Marijuana legalization raises the need for more research [MedicalXpress]
Now that recreational, in addition to medical, marijuana is legal in California – thanks to the resounding approval in November of Proposition 64’s Adult Use of Marijuana Act – there is renewed urgency about seeking more information on the drug’s health effects, both positive and negative. UCSF scientists recognize marijuana’s contradictory status: the drug has significant proven and potential therapeutic uses, but it can also lead to tremendous public health problems. Everyone agrees that a stronger evidence base is key. Is second-hand marijuana smoke as dangerous as tobacco smoke? What are the possibilities for its clinical use, and why is it so hard to study them? As new laws create a new industry, are we forgetting the hard-won public health lessons from battling Big Tobacco?
Researchers figured out the amount of marijuana that helps people relax — and how much is too much [Business Insider UK]
Knowing how much is too much can be hard, and a new study published in the journal Drug and Alcohol Dependence shows just how easy it is to overshoot the target. The study investigates the amount of cannabis that can push someone from relaxed to anxious, and suggests that the quantity that helps people relax is actually pretty small.
How To Keep Your Endocannabinoid System Healthy [Cannabis.net]
More people are taking cannabis as a form of prevention against disease and to keep the endocannabinoid system. By consuming cannabis regularly and following these tips, you can ensure that your endocannabinoid system is in top shape – and reduce your risk for disease.
Why Does Cannabis Give You Cottonmouth? [Zenpype]
Cottonmouth is one of the most famous side effects of cannabis consumption. A grainy tongue and difficulty swallowing isn’t fun for anyone, especially when you’re about to dive into some delicious carby munchies after a few puffs of some pungent flower. But, why does cannabis give you cottonmouth? Surprisingly, the answer is more straightforward than it might seem.
Locking People Up For Drugs Has No Effect On Public Safety Or Substance Use, Study Finds [Huffington Post]
As President Donald Trump’s administration appears poised to ramp up its punitive response to drugs, a study released this week finds that imprisoning people for drug offenses has no measurable effect on a number of the most pressing problems associated with these illicit substances.

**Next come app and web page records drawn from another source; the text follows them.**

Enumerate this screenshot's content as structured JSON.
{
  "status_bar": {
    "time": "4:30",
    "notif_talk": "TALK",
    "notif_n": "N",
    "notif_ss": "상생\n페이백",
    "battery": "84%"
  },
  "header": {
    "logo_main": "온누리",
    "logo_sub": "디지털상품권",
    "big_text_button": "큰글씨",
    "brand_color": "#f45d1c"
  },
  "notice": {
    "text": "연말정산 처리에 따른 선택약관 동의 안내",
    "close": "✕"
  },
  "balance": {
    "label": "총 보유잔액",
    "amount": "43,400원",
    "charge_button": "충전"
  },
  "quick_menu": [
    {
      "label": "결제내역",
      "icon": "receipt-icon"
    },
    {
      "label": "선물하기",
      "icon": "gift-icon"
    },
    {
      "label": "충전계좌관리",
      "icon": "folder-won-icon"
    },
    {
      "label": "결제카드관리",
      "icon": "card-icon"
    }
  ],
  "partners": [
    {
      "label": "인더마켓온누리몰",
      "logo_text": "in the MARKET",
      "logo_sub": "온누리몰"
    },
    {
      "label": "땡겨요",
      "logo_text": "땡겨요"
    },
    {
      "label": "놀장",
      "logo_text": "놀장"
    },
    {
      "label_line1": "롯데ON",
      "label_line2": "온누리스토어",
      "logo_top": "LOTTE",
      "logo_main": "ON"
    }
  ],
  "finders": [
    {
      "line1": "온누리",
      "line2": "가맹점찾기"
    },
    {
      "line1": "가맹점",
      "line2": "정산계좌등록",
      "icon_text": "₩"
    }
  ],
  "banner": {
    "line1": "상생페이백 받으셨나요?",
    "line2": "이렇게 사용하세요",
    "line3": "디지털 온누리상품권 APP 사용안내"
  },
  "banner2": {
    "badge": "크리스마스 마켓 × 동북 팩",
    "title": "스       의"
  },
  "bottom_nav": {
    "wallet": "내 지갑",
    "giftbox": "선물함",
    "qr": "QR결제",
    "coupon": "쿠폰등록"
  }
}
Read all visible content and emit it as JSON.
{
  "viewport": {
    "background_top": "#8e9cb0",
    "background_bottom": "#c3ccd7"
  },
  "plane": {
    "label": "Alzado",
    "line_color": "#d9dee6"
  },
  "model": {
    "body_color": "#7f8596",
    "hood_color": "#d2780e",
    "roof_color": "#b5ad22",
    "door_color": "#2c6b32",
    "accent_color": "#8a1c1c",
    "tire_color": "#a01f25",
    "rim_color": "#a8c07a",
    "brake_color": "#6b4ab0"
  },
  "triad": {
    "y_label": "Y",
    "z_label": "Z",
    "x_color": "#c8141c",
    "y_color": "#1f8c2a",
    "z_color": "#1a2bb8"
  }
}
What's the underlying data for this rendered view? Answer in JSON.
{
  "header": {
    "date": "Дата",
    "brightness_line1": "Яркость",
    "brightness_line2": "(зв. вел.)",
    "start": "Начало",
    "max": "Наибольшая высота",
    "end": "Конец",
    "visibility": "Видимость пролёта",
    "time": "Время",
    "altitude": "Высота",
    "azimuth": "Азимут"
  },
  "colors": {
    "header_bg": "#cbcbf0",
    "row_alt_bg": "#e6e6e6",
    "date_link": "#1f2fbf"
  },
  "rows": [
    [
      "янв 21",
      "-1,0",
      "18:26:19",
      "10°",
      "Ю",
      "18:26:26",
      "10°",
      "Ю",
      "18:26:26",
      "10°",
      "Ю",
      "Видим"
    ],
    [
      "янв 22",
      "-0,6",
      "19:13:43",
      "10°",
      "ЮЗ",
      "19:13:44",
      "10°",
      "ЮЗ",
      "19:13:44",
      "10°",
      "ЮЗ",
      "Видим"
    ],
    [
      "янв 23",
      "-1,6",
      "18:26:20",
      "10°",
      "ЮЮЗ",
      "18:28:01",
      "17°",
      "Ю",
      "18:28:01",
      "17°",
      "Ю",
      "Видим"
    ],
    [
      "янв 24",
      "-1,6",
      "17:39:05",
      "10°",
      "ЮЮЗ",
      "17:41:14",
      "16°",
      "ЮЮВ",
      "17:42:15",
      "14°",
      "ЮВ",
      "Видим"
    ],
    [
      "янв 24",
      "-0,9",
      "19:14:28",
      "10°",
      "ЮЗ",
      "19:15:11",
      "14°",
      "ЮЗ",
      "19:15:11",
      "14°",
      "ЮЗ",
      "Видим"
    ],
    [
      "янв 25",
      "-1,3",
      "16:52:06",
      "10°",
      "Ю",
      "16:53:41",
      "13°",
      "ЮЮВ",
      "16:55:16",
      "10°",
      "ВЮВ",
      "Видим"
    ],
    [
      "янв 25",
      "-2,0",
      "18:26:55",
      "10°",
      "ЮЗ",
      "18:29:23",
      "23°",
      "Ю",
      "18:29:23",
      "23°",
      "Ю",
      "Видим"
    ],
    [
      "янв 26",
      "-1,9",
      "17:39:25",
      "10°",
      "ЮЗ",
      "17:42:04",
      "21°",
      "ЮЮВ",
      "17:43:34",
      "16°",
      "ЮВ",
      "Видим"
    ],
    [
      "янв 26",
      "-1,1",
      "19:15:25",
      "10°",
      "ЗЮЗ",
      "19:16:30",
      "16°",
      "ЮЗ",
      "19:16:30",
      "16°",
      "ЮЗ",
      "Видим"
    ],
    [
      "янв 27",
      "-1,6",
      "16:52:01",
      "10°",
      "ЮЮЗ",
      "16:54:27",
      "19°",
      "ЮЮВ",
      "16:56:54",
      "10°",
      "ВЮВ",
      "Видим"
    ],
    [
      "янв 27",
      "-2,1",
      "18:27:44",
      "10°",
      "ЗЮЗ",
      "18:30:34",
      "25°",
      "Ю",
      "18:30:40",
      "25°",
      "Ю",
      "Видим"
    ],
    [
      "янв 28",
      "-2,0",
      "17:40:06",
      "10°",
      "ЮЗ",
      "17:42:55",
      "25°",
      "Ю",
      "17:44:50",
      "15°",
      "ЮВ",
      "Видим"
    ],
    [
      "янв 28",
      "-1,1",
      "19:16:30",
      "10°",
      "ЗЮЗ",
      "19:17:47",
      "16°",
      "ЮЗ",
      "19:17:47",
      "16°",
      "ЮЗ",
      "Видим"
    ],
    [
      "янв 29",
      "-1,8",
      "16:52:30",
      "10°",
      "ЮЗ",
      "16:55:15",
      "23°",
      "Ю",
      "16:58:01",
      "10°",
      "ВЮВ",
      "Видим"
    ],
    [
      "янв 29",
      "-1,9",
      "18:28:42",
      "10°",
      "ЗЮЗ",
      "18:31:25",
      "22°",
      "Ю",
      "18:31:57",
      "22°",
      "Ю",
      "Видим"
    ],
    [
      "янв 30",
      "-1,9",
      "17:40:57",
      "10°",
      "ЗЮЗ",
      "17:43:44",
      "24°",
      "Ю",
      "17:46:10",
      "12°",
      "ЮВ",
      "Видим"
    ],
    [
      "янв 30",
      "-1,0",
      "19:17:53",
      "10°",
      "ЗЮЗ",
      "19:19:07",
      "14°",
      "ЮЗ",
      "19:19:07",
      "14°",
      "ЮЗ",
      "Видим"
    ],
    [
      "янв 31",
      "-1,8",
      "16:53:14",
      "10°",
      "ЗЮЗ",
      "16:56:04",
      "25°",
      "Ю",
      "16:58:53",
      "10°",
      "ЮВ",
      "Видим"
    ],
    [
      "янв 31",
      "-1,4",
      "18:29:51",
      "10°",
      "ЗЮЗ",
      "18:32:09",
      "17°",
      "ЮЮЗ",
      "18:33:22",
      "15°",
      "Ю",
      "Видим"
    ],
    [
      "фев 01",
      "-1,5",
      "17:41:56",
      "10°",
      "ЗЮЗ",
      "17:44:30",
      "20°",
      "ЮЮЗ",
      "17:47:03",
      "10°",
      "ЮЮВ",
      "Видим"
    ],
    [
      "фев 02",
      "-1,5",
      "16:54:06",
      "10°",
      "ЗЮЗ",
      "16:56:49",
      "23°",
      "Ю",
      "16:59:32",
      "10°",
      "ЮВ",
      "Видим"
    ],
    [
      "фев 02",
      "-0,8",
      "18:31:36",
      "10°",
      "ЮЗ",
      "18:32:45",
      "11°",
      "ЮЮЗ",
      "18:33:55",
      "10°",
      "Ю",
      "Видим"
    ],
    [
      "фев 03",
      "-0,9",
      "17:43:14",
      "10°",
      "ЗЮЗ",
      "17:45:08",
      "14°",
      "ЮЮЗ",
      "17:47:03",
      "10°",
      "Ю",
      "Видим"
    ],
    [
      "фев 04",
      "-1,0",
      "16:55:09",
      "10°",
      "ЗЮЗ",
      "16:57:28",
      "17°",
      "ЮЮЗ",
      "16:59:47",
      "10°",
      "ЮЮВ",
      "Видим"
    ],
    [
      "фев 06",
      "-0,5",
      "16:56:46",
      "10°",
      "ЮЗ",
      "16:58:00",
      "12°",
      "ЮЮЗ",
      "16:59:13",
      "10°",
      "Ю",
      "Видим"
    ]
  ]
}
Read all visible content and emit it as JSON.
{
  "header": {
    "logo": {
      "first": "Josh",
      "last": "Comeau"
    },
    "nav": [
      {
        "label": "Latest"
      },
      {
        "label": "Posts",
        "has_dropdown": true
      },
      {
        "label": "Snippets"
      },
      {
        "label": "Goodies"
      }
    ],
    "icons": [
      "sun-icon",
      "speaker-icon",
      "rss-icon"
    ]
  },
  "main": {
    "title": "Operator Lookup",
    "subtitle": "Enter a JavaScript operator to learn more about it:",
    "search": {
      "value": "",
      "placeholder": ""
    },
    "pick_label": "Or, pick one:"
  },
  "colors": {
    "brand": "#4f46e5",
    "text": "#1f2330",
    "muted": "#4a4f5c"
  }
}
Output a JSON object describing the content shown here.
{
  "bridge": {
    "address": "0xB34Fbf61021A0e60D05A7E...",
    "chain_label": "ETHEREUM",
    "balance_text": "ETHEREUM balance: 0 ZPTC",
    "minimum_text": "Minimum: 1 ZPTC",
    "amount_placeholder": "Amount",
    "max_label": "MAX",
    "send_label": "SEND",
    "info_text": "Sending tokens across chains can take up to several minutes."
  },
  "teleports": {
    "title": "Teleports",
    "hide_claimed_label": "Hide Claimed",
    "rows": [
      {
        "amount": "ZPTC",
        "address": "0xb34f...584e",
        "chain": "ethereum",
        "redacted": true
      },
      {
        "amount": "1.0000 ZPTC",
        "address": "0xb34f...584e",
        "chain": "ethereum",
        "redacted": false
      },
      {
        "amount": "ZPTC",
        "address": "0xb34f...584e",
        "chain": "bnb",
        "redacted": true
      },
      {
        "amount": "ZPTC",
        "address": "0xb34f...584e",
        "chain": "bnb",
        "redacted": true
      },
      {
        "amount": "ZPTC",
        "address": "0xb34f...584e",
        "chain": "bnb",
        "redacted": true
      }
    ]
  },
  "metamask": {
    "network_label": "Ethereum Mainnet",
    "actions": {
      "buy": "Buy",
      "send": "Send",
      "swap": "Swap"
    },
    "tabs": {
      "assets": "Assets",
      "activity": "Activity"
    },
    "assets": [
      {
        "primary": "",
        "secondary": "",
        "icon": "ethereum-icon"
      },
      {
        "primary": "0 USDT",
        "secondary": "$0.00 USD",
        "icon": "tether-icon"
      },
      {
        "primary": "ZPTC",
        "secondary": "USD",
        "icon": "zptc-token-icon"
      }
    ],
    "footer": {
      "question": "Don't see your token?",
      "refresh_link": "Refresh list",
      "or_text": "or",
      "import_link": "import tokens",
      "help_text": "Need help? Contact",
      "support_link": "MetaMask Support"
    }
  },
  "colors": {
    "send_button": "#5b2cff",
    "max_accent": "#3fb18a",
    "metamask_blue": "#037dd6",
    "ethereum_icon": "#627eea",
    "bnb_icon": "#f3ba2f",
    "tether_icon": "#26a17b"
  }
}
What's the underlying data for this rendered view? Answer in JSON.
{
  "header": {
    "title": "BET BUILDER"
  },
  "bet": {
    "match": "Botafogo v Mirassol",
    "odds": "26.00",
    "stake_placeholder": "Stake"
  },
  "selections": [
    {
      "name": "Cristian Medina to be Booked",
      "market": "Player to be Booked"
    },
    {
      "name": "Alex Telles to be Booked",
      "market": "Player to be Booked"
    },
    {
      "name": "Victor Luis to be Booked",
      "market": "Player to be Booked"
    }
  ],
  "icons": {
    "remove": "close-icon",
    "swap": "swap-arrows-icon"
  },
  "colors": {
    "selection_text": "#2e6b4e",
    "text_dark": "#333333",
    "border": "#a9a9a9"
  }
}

In a letter Monday addressed to New Jersey Gov. Christie (R), whom Trump tapped earlier this year to lead his task force on the opioid epidemic, Adam Gelb of the Pew Charitable Trusts lays out state-by-state data on drug imprisonment, overdose deaths, drug arrests and self-reported drug use, not including marijuana. His conclusion: There is “no statistically significant relationship” between those numbers.
8 Times America’s War on Drugs Was Stranger Than Fiction [History Lists]
When the United States first launched the “War on Drugs” nearly five decades ago, not even the cleverest conspiracy theorists could have imagined the far-reaching consequences the campaign would have around the world. From the CIA allowing drug traffickers to flourish in exchange for their assistance in toppling leftist leaders abroad to the deal made with an infamous Nazi, check out eight things you probably don’t about the “War on Drugs.”
EGA’s 2017 Psychedelic Symposium will be a botanical, academic and lifestyle conference – with a pinch of psychedelic energy. The program will span three days and three nights, featuring more than 50 lectures from diverse fields covering the botanical, academic, and philosophical, to arts and drug law reform. Accompanying the main program will be workshops, panel discussions, a marketplace, and much more!!